California Consumer Privacy Act Effect On Retail BusinessesSeptember 26, 2018
The California Consumer Privacy Act (CCPA) is the first truly comprehensive state privacy law, and will take effect January 1, 2020. Estimates suggest the CCPA will impact over 500,000 for-profit businesses that conduct business in California. While the CCPA will be enforced by the attorney general, it provides for a number of new rights, including a new private right of action for California residents impacted by data breaches. The CCPA has been compared to the EU’s General Data Protection Regulation (GDPR), which became effective May 25, 2018, because of its breadth and because of the robust rights it provides to California consumers.
The CCPA will apply to a business (1) with annual gross revenues over $25 million; or (2) that buys, receives, sells or shares (for commercial purposes) the personal information of 50,000 or more California residents annually; or (3) derives 50 percent or more of its annual revenues from selling consumers’ personal information. Most major retailers will likely meet one of these criteria.
The definitions of “personal information” and “consumer” are also very broad. Specifically, the definition of “personal information” includes any information that “identifies, relates to, describes, is capable of being associated with, or could reasonably be linked, directly or indirectly, with a particular consumer or household,” and includes IP addresses. The definition of “consumer” includes any natural person who is a California resident, which includes business customers and employees. In addition, the CCPA defines the selling of personal information to include renting, releasing, disclosing, making available, or transferring a consumer’s personal information to a third party for monetary or other valuable consideration.
Retailers are increasingly collecting and using personal data to create a more personalized, seamless, and frictionless experience for consumers and to communicate with the consumer about promotions and incentives that may be of interest to them. Under the new law, businesses that collect such data will be required to provide specific notices to consumers about what data is collected and how it is used, and with whom it is shared, as well as to provide consumers with specific rights relating to their data.

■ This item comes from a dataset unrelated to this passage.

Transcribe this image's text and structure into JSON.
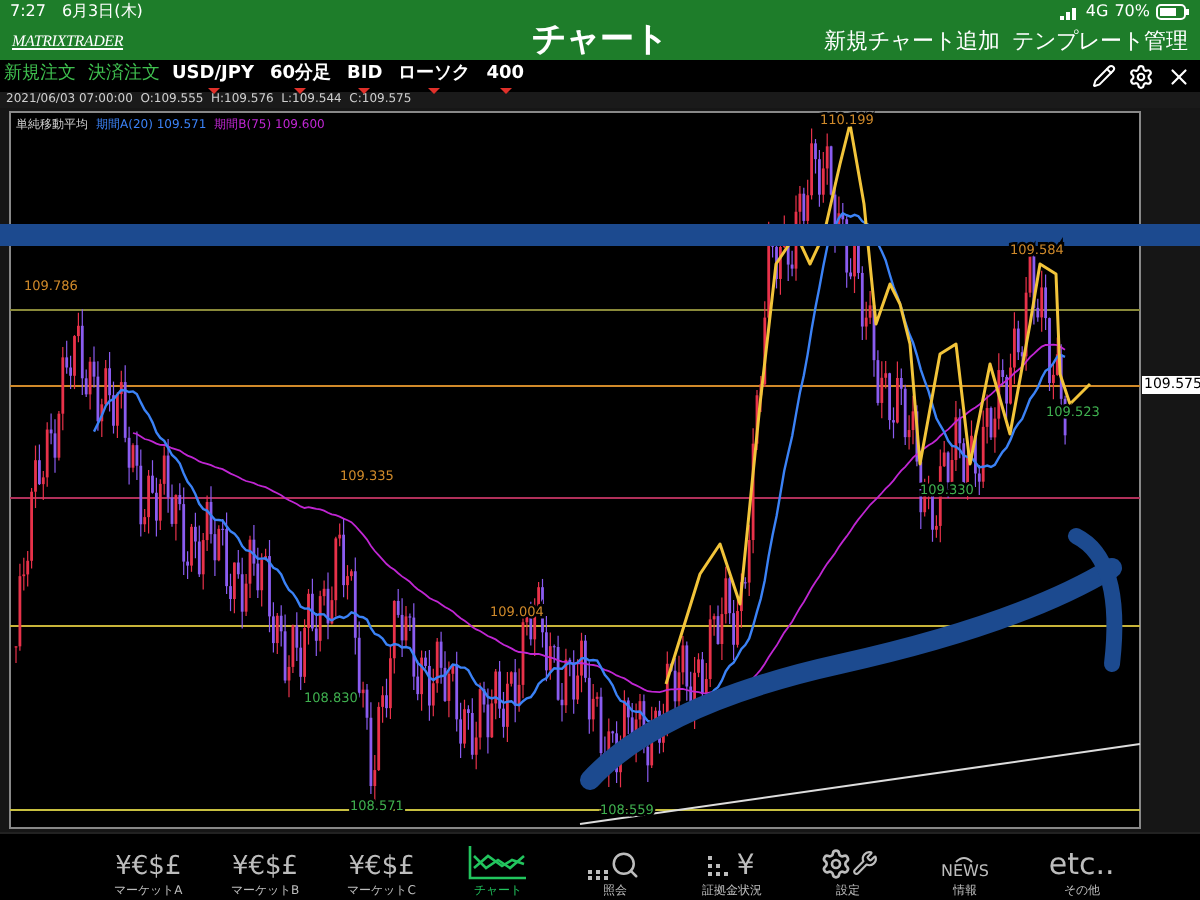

The CCPA provides California residents with the right to know what personal information is being collected about them, to know whether their personal information is sold or disclosed and to whom, and to say “no” to the sale of their information. It also provides these residents with the right to access their personal information. The CCPA imposes a number of obligations on businesses to accomplish these aims:
Businesses will be required to provide notices about their data collection practices, including the categories of personal information collected, the…